By Bart H. Meijer
AMSTERDAM (Reuters) – A multi-tier deposit rate at the European Central Bank would favour certain lenders over others and policymakers should avoid such a market distortion, the head of the Dutch central bank said on Thursday.
With rates in negative territory since 2014, some banks in northern Europe are increasingly complaining about the cost of this charge on their excess liquidity, and ECB chief economist Peter Praet said the ECB would look at whether exempting them from some of this is warranted.
“No matter what form (of tiering) you propose, you are exempting banks with a certain business model from the costs of negative rates and you are implicitly telling all banks with a different business model that they will bear these costs for longer,” Klaas Knot, who sits on the ECB’s Governing Council, told reporters.
“We should stay far away from such effects,” Knot, an outspoken policy hawk said, adding that bank profitability is secondary to the ECB’s policy objective.
While Knot said it was good for the ECB to revisit this topic from time to time, he did not expect policymakers to come to a different conclusion now than they had earlier, when they found that negative rates are not excessively hurting banks.
Knot’s comments illustrate a growing debate within the ECB as a recent economic slowdown implies that rates will stay negative for years to come and banks with excess liquidity, mostly big northern lenders, will have to keep paying the ECB for parking cash overnight.
As banks transmit the ECB’s policy measures to the real economy, weak bank profitability risks eroding the effectiveness of monetary policy, some critics of the negative rates argue.
Austrian central bank chief Ewald Nowotny, another member of the ECB’s Governing Council, said the debate over the side effects was healthy and the ECB should look at how Switzerland and Japan dealt with negative rates.
“I would like to see a certain mitigation,” Nowotny said in Vienna, referring to the side effects of negative rates.
The root cause of the problem is that growth is slowing more than expected, forcing the ECB to reverse course and put plans for policy normalisation on hold, with inflation still far below its objective.
“The reasons why inflation is not where we want it to be are mostly beyond our influence: globalisation, the digitalisation of retail,” Knot said. “Monetary policy can’t really help any more than we have done.”
Knot also suggested that the nature of inflation may have changed since the crisis.
With years of ECB stimulus, borrowing costs are at rock bottom and employment is record high.
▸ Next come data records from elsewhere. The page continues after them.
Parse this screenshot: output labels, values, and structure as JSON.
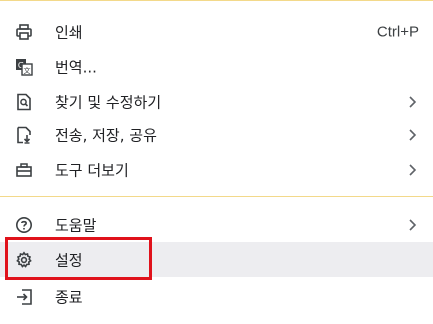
{
  "menu": {
    "items": [
      {
        "label": "인쇄",
        "shortcut": "Ctrl+P",
        "icon": "printer-icon"
      },
      {
        "label": "번역...",
        "icon": "translate-icon"
      },
      {
        "label": "찾기 및 수정하기",
        "icon": "find-page-icon",
        "submenu": true
      },
      {
        "label": "전송, 저장, 공유",
        "icon": "file-download-icon",
        "submenu": true
      },
      {
        "label": "도구 더보기",
        "icon": "toolbox-icon",
        "submenu": true
      },
      {
        "label": "도움말",
        "icon": "help-icon",
        "submenu": true
      },
      {
        "label": "설정",
        "icon": "gear-icon",
        "highlighted": true
      },
      {
        "label": "종료",
        "icon": "exit-icon"
      }
    ]
  },
  "colors": {
    "divider": "#f3d98a",
    "highlight_bg": "#ededf0",
    "annotation_border": "#e0121b"
  }
}
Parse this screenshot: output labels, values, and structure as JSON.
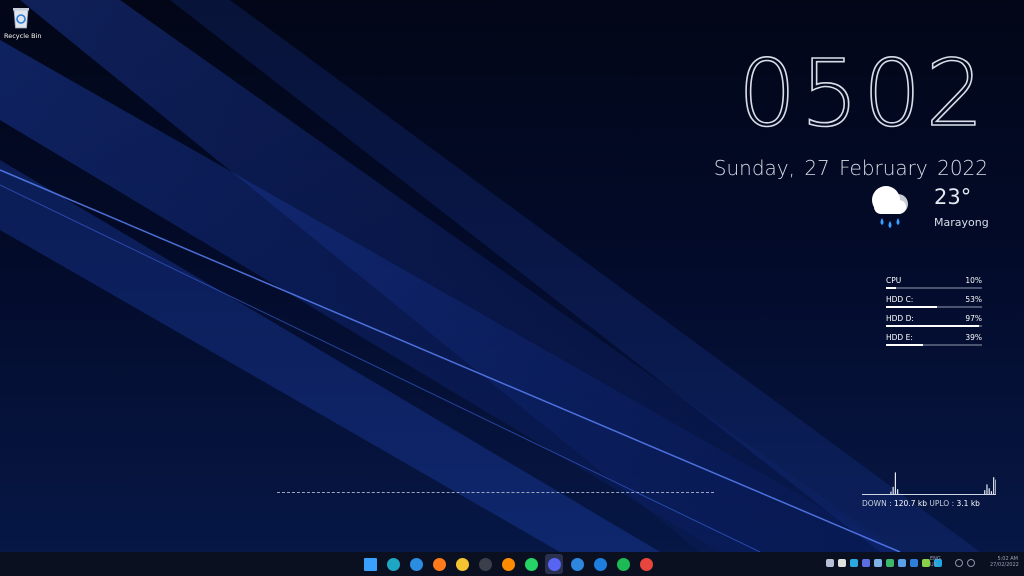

Yet the employment gains are not translating into higher consumer prices, a puzzling development.
“The crisis has shown that we probably understand even less about how inflation works than we thought,” Knot said.
(Additional reporting by Kirsti Knolle, writing by Balazs Koranyi, editing by Larry King)